TO DO: Work through the lines below and count those holding "heading"; reply with the number only.

DATA FOR REVIEW:

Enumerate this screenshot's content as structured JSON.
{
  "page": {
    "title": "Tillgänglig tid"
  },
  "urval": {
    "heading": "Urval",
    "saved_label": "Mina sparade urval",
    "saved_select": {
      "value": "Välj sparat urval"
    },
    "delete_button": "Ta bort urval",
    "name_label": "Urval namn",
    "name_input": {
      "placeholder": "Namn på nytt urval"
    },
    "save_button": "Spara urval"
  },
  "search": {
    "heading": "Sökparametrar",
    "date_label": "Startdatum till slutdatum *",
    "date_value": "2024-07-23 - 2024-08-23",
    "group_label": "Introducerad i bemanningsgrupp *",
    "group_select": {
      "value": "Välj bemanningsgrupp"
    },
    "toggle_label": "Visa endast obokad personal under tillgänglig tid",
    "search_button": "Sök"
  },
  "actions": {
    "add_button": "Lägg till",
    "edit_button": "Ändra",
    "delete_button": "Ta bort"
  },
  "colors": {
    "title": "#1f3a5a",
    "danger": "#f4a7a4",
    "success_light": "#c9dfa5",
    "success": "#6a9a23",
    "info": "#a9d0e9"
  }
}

RESULT OF THIS TASK: 2